╭─ Information provided

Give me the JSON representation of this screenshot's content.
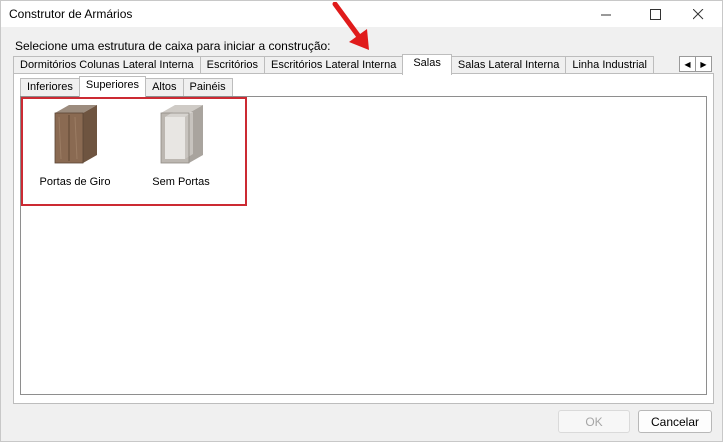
{
  "window": {
    "title": "Construtor de Armários",
    "controls": {
      "minimize": "—",
      "maximize": "☐",
      "close": "✕"
    }
  },
  "instruction": "Selecione uma estrutura de caixa para iniciar a construção:",
  "main_tabs": [
    {
      "label": "Dormitórios Colunas Lateral Interna",
      "active": false
    },
    {
      "label": "Escritórios",
      "active": false
    },
    {
      "label": "Escritórios Lateral Interna",
      "active": false
    },
    {
      "label": "Salas",
      "active": true
    },
    {
      "label": "Salas Lateral Interna",
      "active": false
    },
    {
      "label": "Linha Industrial",
      "active": false
    }
  ],
  "tab_scroll": {
    "left": "◀",
    "right": "▶"
  },
  "sub_tabs": [
    {
      "label": "Inferiores",
      "active": false
    },
    {
      "label": "Superiores",
      "active": true
    },
    {
      "label": "Altos",
      "active": false
    },
    {
      "label": "Painéis",
      "active": false
    }
  ],
  "items": [
    {
      "label": "Portas de Giro",
      "icon": "cabinet-doors-icon"
    },
    {
      "label": "Sem Portas",
      "icon": "cabinet-open-icon"
    }
  ],
  "buttons": {
    "ok": "OK",
    "ok_disabled": true,
    "cancel": "Cancelar"
  },
  "colors": {
    "highlight": "#cc2a33",
    "arrow": "#e01b1b",
    "wood": "#8a6a52",
    "cabinet_gray": "#b8b4ae"
  }
}
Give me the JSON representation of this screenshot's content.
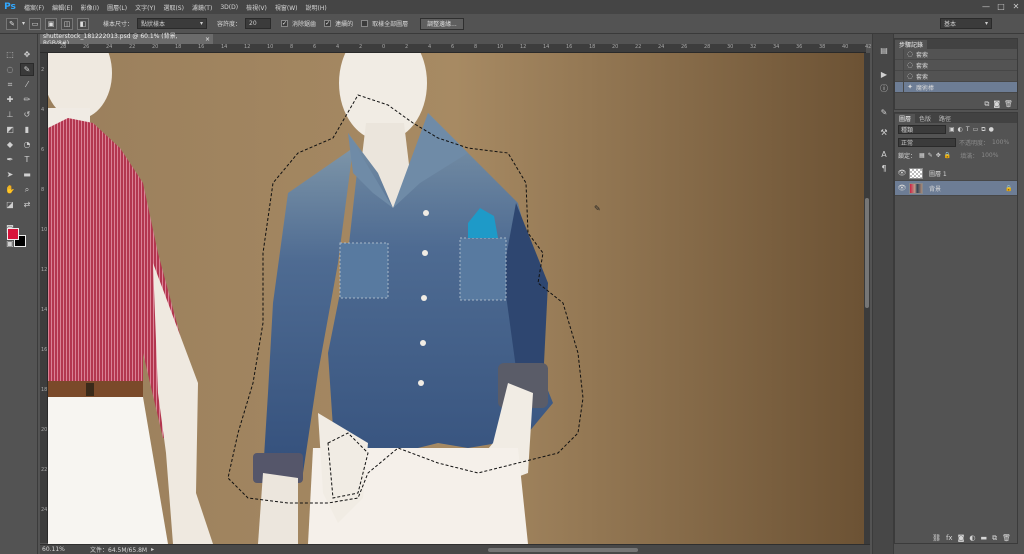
{
  "app": {
    "logo": "Ps"
  },
  "menubar": {
    "items": [
      "檔案(F)",
      "編輯(E)",
      "影像(I)",
      "圖層(L)",
      "文字(Y)",
      "選取(S)",
      "濾鏡(T)",
      "3D(D)",
      "檢視(V)",
      "視窗(W)",
      "說明(H)"
    ],
    "window_controls": [
      "—",
      "□",
      "✕"
    ]
  },
  "options_bar": {
    "tool_icon": "quick-selection-icon",
    "sample_size_label": "樣本尺寸：",
    "sample_size_value": "點狀樣本",
    "tolerance_label": "容許度：",
    "tolerance_value": "20",
    "antialias_label": "消除鋸齒",
    "contiguous_label": "連續的",
    "sample_all_layers_label": "取樣全部圖層",
    "refine_edge_button": "調整邊緣...",
    "workspace_value": "基本"
  },
  "document": {
    "tab_title": "shutterstock_181222013.psd @ 60.1% (背景, RGB/8#)",
    "tab_close": "×",
    "ruler_top_ticks": [
      "28",
      "26",
      "24",
      "22",
      "20",
      "18",
      "16",
      "14",
      "12",
      "10",
      "8",
      "6",
      "4",
      "2",
      "0",
      "2",
      "4",
      "6",
      "8",
      "10",
      "12",
      "14",
      "16",
      "18",
      "20",
      "22",
      "24",
      "26",
      "28",
      "30",
      "32",
      "34",
      "36",
      "38",
      "40",
      "42"
    ],
    "ruler_left_ticks": [
      "2",
      "4",
      "6",
      "8",
      "10",
      "12",
      "14",
      "16",
      "18",
      "20",
      "22",
      "24"
    ]
  },
  "status": {
    "zoom": "60.11%",
    "doc_info": "文件：64.5M/65.8M"
  },
  "history_panel": {
    "tabs": [
      "步驟記錄"
    ],
    "rows": [
      {
        "icon": "lasso-icon",
        "label": "套索"
      },
      {
        "icon": "lasso-icon",
        "label": "套索"
      },
      {
        "icon": "lasso-icon",
        "label": "套索"
      },
      {
        "icon": "magic-wand-icon",
        "label": "魔術棒"
      }
    ],
    "footer_icons": [
      "new-snapshot-icon",
      "camera-icon",
      "trash-icon"
    ]
  },
  "layers_panel": {
    "tabs": [
      "圖層",
      "色版",
      "路徑"
    ],
    "filter_kind": "種類",
    "blend_mode": "正常",
    "opacity_label": "不透明度：",
    "opacity_value": "100%",
    "lock_label": "鎖定：",
    "fill_label": "填滿：",
    "fill_value": "100%",
    "layers": [
      {
        "name": "圖層 1",
        "visible": true,
        "thumb": "transparent",
        "active": false
      },
      {
        "name": "背景",
        "visible": true,
        "thumb": "photo",
        "active": true,
        "locked": true
      }
    ],
    "footer_icons": [
      "link-icon",
      "fx-icon",
      "mask-icon",
      "adjustment-icon",
      "folder-icon",
      "new-layer-icon",
      "trash-icon"
    ]
  },
  "colors": {
    "foreground": "#d8143a",
    "background": "#000000",
    "selection": "#6d7d95"
  }
}
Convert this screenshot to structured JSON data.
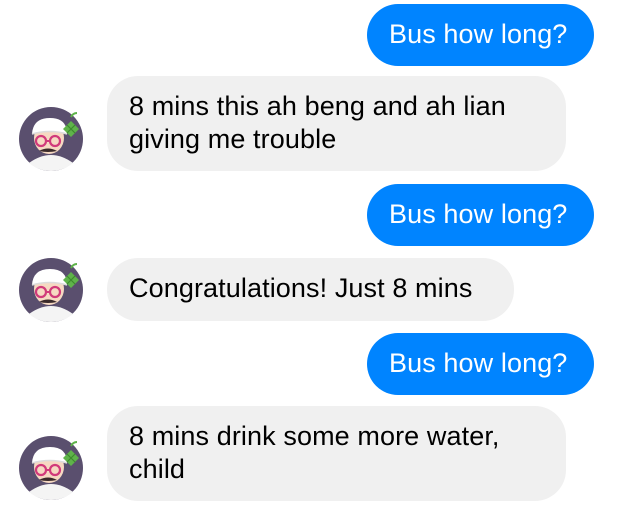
{
  "messages": [
    {
      "direction": "outgoing",
      "text": "Bus how long?"
    },
    {
      "direction": "incoming",
      "text": "8 mins this ah beng and ah lian\ngiving me trouble",
      "avatar": "bot-avatar-icon"
    },
    {
      "direction": "outgoing",
      "text": "Bus how long?"
    },
    {
      "direction": "incoming",
      "text": "Congratulations! Just 8 mins",
      "avatar": "bot-avatar-icon"
    },
    {
      "direction": "outgoing",
      "text": "Bus how long?"
    },
    {
      "direction": "incoming",
      "text": "8 mins drink some more water,\nchild",
      "avatar": "bot-avatar-icon"
    }
  ],
  "colors": {
    "outgoing_bubble": "#0084ff",
    "incoming_bubble": "#f0f0f0",
    "avatar_bg": "#5a4f6e"
  }
}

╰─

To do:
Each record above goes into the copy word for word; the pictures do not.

Your solution:
Give me the JSON representation of this screenshot's content.
{
  "window": {
    "title": "Construtor de Armários",
    "controls": {
      "minimize": "—",
      "maximize": "☐",
      "close": "✕"
    }
  },
  "instruction": "Selecione uma estrutura de caixa para iniciar a construção:",
  "main_tabs": [
    {
      "label": "Dormitórios Colunas Lateral Interna",
      "active": false
    },
    {
      "label": "Escritórios",
      "active": false
    },
    {
      "label": "Escritórios Lateral Interna",
      "active": false
    },
    {
      "label": "Salas",
      "active": true
    },
    {
      "label": "Salas Lateral Interna",
      "active": false
    },
    {
      "label": "Linha Industrial",
      "active": false
    }
  ],
  "tab_scroll": {
    "left": "◀",
    "right": "▶"
  },
  "sub_tabs": [
    {
      "label": "Inferiores",
      "active": false
    },
    {
      "label": "Superiores",
      "active": true
    },
    {
      "label": "Altos",
      "active": false
    },
    {
      "label": "Painéis",
      "active": false
    }
  ],
  "items": [
    {
      "label": "Portas de Giro",
      "icon": "cabinet-doors-icon"
    },
    {
      "label": "Sem Portas",
      "icon": "cabinet-open-icon"
    }
  ],
  "buttons": {
    "ok": "OK",
    "ok_disabled": true,
    "cancel": "Cancelar"
  },
  "colors": {
    "highlight": "#cc2a33",
    "arrow": "#e01b1b",
    "wood": "#8a6a52",
    "cabinet_gray": "#b8b4ae"
  }
}
Give me the JSON representation of this screenshot's content.
{
  "app": {
    "logo": "Ps"
  },
  "menubar": {
    "items": [
      "檔案(F)",
      "編輯(E)",
      "影像(I)",
      "圖層(L)",
      "文字(Y)",
      "選取(S)",
      "濾鏡(T)",
      "3D(D)",
      "檢視(V)",
      "視窗(W)",
      "說明(H)"
    ],
    "window_controls": [
      "—",
      "□",
      "✕"
    ]
  },
  "options_bar": {
    "tool_icon": "quick-selection-icon",
    "sample_size_label": "樣本尺寸：",
    "sample_size_value": "點狀樣本",
    "tolerance_label": "容許度：",
    "tolerance_value": "20",
    "antialias_label": "消除鋸齒",
    "contiguous_label": "連續的",
    "sample_all_layers_label": "取樣全部圖層",
    "refine_edge_button": "調整邊緣...",
    "workspace_value": "基本"
  },
  "document": {
    "tab_title": "shutterstock_181222013.psd @ 60.1% (背景, RGB/8#)",
    "tab_close": "×",
    "ruler_top_ticks": [
      "28",
      "26",
      "24",
      "22",
      "20",
      "18",
      "16",
      "14",
      "12",
      "10",
      "8",
      "6",
      "4",
      "2",
      "0",
      "2",
      "4",
      "6",
      "8",
      "10",
      "12",
      "14",
      "16",
      "18",
      "20",
      "22",
      "24",
      "26",
      "28",
      "30",
      "32",
      "34",
      "36",
      "38",
      "40",
      "42"
    ],
    "ruler_left_ticks": [
      "2",
      "4",
      "6",
      "8",
      "10",
      "12",
      "14",
      "16",
      "18",
      "20",
      "22",
      "24"
    ]
  },
  "status": {
    "zoom": "60.11%",
    "doc_info": "文件：64.5M/65.8M"
  },
  "history_panel": {
    "tabs": [
      "步驟記錄"
    ],
    "rows": [
      {
        "icon": "lasso-icon",
        "label": "套索"
      },
      {
        "icon": "lasso-icon",
        "label": "套索"
      },
      {
        "icon": "lasso-icon",
        "label": "套索"
      },
      {
        "icon": "magic-wand-icon",
        "label": "魔術棒"
      }
    ],
    "footer_icons": [
      "new-snapshot-icon",
      "camera-icon",
      "trash-icon"
    ]
  },
  "layers_panel": {
    "tabs": [
      "圖層",
      "色版",
      "路徑"
    ],
    "filter_kind": "種類",
    "blend_mode": "正常",
    "opacity_label": "不透明度：",
    "opacity_value": "100%",
    "lock_label": "鎖定：",
    "fill_label": "填滿：",
    "fill_value": "100%",
    "layers": [
      {
        "name": "圖層 1",
        "visible": true,
        "thumb": "transparent",
        "active": false
      },
      {
        "name": "背景",
        "visible": true,
        "thumb": "photo",
        "active": true,
        "locked": true
      }
    ],
    "footer_icons": [
      "link-icon",
      "fx-icon",
      "mask-icon",
      "adjustment-icon",
      "folder-icon",
      "new-layer-icon",
      "trash-icon"
    ]
  },
  "colors": {
    "foreground": "#d8143a",
    "background": "#000000",
    "selection": "#6d7d95"
  }
}
Convert this screenshot to structured JSON data.
{
  "messages": [
    {
      "direction": "outgoing",
      "text": "Bus how long?"
    },
    {
      "direction": "incoming",
      "text": "8 mins this ah beng and ah lian\ngiving me trouble",
      "avatar": "bot-avatar-icon"
    },
    {
      "direction": "outgoing",
      "text": "Bus how long?"
    },
    {
      "direction": "incoming",
      "text": "Congratulations! Just 8 mins",
      "avatar": "bot-avatar-icon"
    },
    {
      "direction": "outgoing",
      "text": "Bus how long?"
    },
    {
      "direction": "incoming",
      "text": "8 mins drink some more water,\nchild",
      "avatar": "bot-avatar-icon"
    }
  ],
  "colors": {
    "outgoing_bubble": "#0084ff",
    "incoming_bubble": "#f0f0f0",
    "avatar_bg": "#5a4f6e"
  }
}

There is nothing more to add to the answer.